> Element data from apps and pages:
┌────────

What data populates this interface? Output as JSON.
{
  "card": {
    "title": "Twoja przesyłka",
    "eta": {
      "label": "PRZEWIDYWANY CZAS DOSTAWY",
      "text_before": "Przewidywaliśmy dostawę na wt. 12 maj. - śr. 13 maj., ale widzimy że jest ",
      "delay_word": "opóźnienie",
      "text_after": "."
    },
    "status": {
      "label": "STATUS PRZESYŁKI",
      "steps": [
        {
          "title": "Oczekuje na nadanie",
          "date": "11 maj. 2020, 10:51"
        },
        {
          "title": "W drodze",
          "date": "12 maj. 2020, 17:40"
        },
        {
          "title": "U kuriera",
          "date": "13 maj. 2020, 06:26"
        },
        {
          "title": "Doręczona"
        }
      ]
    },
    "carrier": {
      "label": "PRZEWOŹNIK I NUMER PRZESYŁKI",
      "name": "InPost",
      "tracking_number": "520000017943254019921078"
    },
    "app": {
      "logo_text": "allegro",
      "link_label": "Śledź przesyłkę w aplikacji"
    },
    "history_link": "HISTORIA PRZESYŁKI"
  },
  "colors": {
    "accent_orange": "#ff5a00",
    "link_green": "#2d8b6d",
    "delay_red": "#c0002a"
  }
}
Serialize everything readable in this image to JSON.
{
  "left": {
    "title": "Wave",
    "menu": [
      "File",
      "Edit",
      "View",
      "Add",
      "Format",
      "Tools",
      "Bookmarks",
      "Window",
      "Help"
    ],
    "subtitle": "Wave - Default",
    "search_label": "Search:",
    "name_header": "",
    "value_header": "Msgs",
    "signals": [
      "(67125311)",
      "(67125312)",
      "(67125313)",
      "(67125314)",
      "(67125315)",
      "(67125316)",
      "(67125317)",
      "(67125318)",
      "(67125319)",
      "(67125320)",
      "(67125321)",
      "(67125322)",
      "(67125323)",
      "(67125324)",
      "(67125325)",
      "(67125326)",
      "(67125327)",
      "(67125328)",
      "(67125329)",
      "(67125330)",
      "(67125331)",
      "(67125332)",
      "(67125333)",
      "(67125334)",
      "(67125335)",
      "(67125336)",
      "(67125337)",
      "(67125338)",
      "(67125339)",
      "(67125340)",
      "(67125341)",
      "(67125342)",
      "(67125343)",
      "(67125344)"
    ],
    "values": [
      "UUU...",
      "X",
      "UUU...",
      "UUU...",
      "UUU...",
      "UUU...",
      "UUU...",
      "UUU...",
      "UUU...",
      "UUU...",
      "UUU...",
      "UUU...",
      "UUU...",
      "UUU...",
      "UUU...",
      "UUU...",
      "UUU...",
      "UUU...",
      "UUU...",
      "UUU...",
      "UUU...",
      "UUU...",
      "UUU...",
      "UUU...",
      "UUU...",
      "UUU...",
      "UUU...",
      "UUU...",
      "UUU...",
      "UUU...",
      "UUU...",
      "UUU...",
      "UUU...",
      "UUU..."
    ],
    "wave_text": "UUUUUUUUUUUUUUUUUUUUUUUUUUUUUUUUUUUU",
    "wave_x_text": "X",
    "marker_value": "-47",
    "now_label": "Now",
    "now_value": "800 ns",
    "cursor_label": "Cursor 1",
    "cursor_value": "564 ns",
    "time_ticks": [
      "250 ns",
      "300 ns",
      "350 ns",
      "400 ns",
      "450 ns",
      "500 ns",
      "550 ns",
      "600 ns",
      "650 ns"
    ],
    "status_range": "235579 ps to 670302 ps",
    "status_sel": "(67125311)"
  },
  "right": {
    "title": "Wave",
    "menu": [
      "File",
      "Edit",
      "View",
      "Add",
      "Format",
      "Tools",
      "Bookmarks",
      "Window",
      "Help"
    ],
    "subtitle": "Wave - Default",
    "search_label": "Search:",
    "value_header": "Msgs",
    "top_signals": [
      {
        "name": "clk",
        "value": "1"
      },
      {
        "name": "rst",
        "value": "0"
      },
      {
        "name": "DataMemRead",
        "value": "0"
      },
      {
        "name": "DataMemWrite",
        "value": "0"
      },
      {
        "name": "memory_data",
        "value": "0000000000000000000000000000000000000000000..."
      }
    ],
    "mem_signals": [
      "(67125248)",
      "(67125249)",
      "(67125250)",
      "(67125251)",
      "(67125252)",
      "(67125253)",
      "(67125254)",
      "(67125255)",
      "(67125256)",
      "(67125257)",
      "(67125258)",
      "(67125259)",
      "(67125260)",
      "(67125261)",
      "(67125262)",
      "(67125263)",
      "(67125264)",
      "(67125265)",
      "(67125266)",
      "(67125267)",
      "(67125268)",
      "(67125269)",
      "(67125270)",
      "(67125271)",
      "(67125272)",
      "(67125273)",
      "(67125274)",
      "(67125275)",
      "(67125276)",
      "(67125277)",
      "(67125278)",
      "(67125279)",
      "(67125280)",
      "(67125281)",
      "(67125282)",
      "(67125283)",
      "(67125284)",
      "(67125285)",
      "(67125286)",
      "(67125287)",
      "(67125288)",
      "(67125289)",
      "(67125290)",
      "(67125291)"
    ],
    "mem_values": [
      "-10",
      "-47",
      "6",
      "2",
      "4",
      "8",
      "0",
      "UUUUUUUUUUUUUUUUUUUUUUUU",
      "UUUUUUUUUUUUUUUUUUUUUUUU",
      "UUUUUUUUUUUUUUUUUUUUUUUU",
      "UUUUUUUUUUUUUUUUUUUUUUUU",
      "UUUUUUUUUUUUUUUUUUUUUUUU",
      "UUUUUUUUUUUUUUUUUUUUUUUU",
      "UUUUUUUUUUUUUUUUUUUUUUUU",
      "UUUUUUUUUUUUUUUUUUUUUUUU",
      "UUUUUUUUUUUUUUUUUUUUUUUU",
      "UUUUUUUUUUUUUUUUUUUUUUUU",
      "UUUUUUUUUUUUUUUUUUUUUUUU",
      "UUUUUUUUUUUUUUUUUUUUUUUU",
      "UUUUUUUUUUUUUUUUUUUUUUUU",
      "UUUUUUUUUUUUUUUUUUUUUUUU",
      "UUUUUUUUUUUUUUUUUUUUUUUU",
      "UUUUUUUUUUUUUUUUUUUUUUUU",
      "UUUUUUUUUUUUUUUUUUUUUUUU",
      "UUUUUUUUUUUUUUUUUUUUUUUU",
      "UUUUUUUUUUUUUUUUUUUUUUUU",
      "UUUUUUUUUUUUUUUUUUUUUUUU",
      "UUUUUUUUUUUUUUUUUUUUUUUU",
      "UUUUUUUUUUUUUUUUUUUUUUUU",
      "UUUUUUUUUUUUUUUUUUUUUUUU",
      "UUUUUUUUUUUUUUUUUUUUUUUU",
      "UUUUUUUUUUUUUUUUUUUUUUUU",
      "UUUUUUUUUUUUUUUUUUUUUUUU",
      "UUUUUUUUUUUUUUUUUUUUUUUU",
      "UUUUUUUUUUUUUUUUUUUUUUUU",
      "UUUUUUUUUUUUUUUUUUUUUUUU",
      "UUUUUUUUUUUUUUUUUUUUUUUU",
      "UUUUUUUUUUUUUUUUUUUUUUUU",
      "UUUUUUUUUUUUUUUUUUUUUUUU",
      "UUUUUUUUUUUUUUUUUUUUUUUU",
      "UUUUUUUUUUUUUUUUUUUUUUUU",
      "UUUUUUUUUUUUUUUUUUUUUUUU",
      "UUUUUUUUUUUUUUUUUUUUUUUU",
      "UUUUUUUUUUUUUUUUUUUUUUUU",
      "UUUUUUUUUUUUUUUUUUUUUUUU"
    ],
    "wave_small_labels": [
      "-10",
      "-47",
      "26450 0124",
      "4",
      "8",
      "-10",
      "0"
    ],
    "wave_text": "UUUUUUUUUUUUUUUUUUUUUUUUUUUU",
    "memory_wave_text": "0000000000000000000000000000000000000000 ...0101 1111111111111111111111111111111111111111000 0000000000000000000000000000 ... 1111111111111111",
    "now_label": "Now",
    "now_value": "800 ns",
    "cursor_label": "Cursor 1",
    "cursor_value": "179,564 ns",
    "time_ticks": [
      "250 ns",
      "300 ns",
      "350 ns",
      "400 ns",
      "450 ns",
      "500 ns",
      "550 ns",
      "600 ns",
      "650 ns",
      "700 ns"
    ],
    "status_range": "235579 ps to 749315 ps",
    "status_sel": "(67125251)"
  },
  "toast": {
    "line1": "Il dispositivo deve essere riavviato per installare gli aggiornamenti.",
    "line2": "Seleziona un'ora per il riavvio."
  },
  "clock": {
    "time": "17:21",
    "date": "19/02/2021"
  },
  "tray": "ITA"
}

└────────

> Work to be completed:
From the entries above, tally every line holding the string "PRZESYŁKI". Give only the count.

> Response box:
3